| Problem |
If a line in the listing below has the string "icon", copy it out.
^^^^
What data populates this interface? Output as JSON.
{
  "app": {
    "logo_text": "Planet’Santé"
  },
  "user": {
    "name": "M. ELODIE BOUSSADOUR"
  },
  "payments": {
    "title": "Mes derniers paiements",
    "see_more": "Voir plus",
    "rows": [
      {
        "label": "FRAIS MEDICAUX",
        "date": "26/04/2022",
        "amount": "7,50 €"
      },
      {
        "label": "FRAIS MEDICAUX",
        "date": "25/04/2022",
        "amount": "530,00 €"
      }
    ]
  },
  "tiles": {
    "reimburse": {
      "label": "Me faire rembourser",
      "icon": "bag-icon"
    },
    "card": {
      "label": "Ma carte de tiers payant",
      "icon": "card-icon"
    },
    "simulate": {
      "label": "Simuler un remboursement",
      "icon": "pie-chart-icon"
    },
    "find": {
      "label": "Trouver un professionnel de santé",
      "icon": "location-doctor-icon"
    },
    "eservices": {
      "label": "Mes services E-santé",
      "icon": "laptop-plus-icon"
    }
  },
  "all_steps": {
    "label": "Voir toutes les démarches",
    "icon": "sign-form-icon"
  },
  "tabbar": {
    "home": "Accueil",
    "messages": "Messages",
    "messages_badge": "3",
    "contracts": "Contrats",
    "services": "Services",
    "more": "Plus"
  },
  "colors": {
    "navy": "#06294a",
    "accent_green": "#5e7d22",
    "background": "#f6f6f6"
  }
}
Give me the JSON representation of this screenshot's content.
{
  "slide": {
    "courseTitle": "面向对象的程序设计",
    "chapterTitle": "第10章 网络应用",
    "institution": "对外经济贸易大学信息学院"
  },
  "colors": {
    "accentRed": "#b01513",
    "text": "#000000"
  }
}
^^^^
| Written response |
      "icon": "bag-icon"
      "icon": "card-icon"
      "icon": "pie-chart-icon"
      "icon": "location-doctor-icon"
      "icon": "laptop-plus-icon"
    "icon": "sign-form-icon"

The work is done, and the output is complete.